It’s not a feeling much different from what 25-year-old Sierra Martin is looking for today.
The IUPUI student helped share Curtis’ project in her “Introduction to Arab American Studies” class, where she learned about her own family’s history in Indianapolis. Martin always knew about his heritage, that his great-grandfather had immigrated from Syria. She ate falafel and grape leaves growing up, but she didn’t know much else. She asked questions but didn’t get many answers.
Her grandmother, who was the subject of racist taunts growing up in the 1960s and 1970s, pushed much of her heritage away, Martin said, so it was never passed down to younger generations .
But with this discovery of history, the family found a new sense of belonging.
“It was sort of therapeutic,” Martin said, “to experience a culture that I come from that wasn’t shared with me.”
She learned, for example, that her great-grandfather owned two bars in the city, Mousetrap on Keystone Avenue and Pink Elephant on Virginia Avenue, which is now a parking lot.

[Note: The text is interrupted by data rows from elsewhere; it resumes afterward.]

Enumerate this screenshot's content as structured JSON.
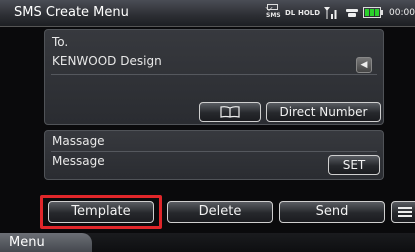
{
  "header": {
    "title": "SMS Create Menu",
    "status": {
      "sms_label": "SMS",
      "dl_label": "DL",
      "hold_label": "HOLD",
      "clock": "00:00"
    }
  },
  "to_section": {
    "label": "To.",
    "value": "KENWOOD Design",
    "contact_icon": "contact-icon",
    "phonebook_icon": "book-icon",
    "direct_number_label": "Direct Number"
  },
  "message_section": {
    "label": "Massage",
    "value": "Message",
    "set_label": "SET"
  },
  "actions": {
    "template_label": "Template",
    "delete_label": "Delete",
    "send_label": "Send"
  },
  "footer": {
    "menu_label": "Menu"
  },
  "colors": {
    "highlight": "#e0262a",
    "panel": "#2f3136",
    "header": "#3a3d44"
  }
}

As part of a class assignment, Martin took his family on a “heritage tour” around Indianapolis, including major spots like Freije’s Market, a Syrian business. They then had lunch at Canal Bistro in Broad Ripple, eating kibby, falafel, tabbouleh and discussing their roots.
“I was asking (my grandmother) some questions and for the first time,” Martin said, “she wasn’t ashamed to speak openly being Arab… she just talked about it openly at lunch and smiling, and I didn’t don’t do it. You know, something…just changed. And it was just a good feeling.
His IUPUI course is over, but Martin still has more to discover in his personal journey.
With the help of her grandmother and Ancestry.com, she began tracing their family history, adding new names to a growing family tree. She is learning Arabic, although it is a difficult second language to learn.
“Sometimes I wonder,” Martin said: “Are you really that Syrian? » Do I have the right to look into this? Do I have the right to try to recover part of the culture that has been abandoned? »
These questions also arise as she attempts to pass on her family heritage to her 4-year-old son.
“Sometimes when I’m trying to teach him, when I’m teaching our culture myself, I feel like it’s not my place,” Martin said. “I feel like I’m always outside of my own culture.”
But she is not alone in her journey.
One day, she accidentally received a message from a stranger in Michigan. They both had family ties to a certain Jerome Shamy, the great-grandfather of Martin “Jim”.
“Oh, we’re related,” she recalled, they soon realized.
Most of his distant relatives live in Dearborn, Michigan, Martin learned, where his great-great-grandparents originally settled in the United States.
“We’re actually friends on Facebook now and trying to get together,” Martin said. “I wish I could go to Dearborn and meet the others because apparently they have more stories and recipes and stuff from (my great-great-grandparents)… And I don’t. never seen a photo of (them)…
“I feel like I’m just trying to learn a lot about their lives. I just want to see pictures of them.”
Although there remains much uncertainty and many unanswered questions, Martin is sure of a few things. His great-grandfather’s business ventures. Her great-great-grandmother’s recipes, passed down by her grandmother.
Part of her family history has been lost between generations, but she learns to embrace the journey of inquiry and her family’s unique history.
It’s in the kitchen that she feels most confident with her heritage, especially with the unique family recipe for dolmas, or stuffed grape leaves, Martin said. (They do it without mint).
“When other people eat my version of grape leaves, they think, ‘That’s very strange,’” Martin said. “I’m like, ‘Yes, I know. Probably.'”
To purchase the book “Arab Indianapolis,” visit Belt edition.
To watch the documentary “Arab Indianapolis,” visit the website.